Vibrant West Africa’s fuel black market collapses on Nigeria’s subsidy removal

Nigeria’s decision to eliminate fuel subsidies has had a significant impact, resulting in the collapse of a thriving black market in West African nations. This informal sector, which played a central role in the region’s economic activity, has been disrupted as the price of cheap contraband Premium Motor Spirit, better known as petrol, from Nigeria suddenly doubled.

In a report on Monday, American news platform, Reuters, noted that black market fuel vendors and commercial drivers in Cameroon, Benin and Togo, who heavily relied on smuggled petrol from Nigeria, have witnessed their businesses crumble since the subsidy removal. As fuel supplies dwindle, long queues have formed at official petrol stations, where prices are now competitive.

In Garoua, a town in North-West Cameroon near the Nigerian border, the cost of a litre of petrol on the black market used to be around 300 CFA francs (about $0.48) but it has skyrocketed to a minimum of 600 CFA francs, causing dissatisfaction among customers who perceive the high prices as unjustified.

The repercussions extend to commercial motorcycles, or okada, leading to conflicts between hand-to-mouth riders and customers demanding low fares, regardless of the circumstances.

Ousmanou Mal Djoulde, a rider in Garoua, has been forced to more than double his fares, resulting in many customers refusing to pay and business becoming painfully slow, Reuters reported.

The trade in black market fuel holds such significance in the local economy that authorities either turn a blind eye or are complicit.
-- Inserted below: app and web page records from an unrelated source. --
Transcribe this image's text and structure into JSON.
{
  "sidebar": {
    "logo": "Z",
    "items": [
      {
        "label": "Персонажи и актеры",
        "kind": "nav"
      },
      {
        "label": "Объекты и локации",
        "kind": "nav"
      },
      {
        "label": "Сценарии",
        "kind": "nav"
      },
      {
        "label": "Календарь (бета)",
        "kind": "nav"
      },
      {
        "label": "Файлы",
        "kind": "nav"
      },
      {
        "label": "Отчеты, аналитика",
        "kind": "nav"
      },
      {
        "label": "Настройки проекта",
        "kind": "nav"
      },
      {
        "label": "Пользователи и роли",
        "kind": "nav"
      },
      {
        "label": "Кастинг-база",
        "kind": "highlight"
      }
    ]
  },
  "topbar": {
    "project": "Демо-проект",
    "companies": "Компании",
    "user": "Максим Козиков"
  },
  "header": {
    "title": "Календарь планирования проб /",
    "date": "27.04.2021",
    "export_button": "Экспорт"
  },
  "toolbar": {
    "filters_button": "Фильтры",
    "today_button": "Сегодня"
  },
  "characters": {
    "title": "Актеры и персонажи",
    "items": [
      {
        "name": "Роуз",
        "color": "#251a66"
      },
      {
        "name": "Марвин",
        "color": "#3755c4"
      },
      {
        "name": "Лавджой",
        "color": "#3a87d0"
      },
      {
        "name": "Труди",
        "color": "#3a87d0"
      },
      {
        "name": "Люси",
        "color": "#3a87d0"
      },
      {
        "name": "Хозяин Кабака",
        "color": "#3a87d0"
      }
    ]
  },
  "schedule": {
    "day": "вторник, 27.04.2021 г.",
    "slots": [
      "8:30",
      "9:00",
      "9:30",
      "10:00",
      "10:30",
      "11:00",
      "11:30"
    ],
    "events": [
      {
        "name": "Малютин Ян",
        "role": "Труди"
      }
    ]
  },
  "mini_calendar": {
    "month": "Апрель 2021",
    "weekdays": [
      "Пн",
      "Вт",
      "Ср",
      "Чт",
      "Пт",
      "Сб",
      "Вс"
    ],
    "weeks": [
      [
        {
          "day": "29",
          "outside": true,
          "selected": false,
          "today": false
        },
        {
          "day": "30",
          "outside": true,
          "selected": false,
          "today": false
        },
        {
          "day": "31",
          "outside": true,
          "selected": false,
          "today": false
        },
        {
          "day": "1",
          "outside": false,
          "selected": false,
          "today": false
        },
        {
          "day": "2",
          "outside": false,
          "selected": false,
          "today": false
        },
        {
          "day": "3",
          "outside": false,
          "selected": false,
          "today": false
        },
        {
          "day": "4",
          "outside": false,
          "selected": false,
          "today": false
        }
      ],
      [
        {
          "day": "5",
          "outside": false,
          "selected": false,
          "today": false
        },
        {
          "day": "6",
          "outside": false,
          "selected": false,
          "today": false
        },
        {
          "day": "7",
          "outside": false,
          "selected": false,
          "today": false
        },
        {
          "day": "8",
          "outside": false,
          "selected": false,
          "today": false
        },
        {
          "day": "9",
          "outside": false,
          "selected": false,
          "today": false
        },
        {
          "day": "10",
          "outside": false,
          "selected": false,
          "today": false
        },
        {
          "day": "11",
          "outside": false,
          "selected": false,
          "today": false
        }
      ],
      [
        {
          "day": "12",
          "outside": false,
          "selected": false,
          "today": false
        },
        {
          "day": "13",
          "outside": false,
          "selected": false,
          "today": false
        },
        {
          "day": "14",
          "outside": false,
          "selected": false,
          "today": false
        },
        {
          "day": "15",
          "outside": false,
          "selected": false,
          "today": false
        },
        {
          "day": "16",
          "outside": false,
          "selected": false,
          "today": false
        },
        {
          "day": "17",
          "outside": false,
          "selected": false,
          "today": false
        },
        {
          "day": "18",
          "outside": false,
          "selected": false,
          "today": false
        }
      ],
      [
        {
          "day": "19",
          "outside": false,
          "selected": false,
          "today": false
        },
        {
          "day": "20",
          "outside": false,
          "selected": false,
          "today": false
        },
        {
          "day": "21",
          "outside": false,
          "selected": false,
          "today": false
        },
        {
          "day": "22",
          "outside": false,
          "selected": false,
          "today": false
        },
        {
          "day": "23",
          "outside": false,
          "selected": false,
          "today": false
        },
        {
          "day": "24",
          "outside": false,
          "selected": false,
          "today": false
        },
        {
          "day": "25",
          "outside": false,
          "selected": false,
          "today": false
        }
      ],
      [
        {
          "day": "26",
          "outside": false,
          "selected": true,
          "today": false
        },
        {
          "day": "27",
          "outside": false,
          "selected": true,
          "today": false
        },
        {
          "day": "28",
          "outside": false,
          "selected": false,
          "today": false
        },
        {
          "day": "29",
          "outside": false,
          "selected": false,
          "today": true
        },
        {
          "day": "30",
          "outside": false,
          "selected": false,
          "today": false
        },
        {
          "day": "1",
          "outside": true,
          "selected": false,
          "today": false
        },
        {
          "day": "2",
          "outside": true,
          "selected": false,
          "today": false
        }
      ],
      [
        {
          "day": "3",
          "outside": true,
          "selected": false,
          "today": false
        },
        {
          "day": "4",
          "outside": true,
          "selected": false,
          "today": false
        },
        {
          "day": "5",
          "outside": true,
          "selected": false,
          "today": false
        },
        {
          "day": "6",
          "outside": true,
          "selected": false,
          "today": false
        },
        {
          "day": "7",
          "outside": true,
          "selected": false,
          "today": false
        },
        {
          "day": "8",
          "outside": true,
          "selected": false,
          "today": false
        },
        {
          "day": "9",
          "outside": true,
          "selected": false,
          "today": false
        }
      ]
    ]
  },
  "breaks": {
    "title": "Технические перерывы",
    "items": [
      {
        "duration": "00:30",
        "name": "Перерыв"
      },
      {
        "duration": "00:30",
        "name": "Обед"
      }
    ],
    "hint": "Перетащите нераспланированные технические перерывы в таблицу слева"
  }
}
A Reuters reporter in Garoua observed a Cameroonian customs officer seated on a motorcycle being refuelled with smuggled Nigerian petrol.

Unfortunately, there is no reliable data on the volume of fuel smuggled from Nigeria. The head of Nigerian National Petroleum Corporation, Mele Kyari, acknowledged that 66 million litres of petrol leave their depots daily, but he could not provide an accurate estimate of local consumption. Smuggling is acknowledged to be rampant.

According to Reuters, Benin and Togo, neighbouring nations to the west of Nigeria, have also witnessed a decline in supplies and customers for contraband fuel vendors, while official petrol stations have experienced a sudden surge in activity. At the Hilacondji border crossing between Togo and Benin, some black market fuel stalls have closed, leaving vendors waiting with empty containers for potential deliveries.

In the absence of improvements, some individuals have sought alternative livelihoods such as fishing or engaging in other small businesses. The closure of informal fuel depots has left previously employed individuals without work, adding to the unemployment rate.

According to the United Nations, over 80% of employment in Africa is in the informal sector, making it a crucial driver of economic activity. In Cotonou, the commercial capital of Benin, located about 60 km from Nigeria, long queues have formed at official petrol stations, and some have struggled to meet the sudden surge in demand, particularly from commercial motorcyclist, locally known as “zemidjan.”

A worker at the JNP fuel station in Cotonou, named Janvier, reported that their daily sales have increased from around 2,000 litres to up to 7,000 litres. However, the heightened demand has caused supply shortages, forcing them to turn away customers.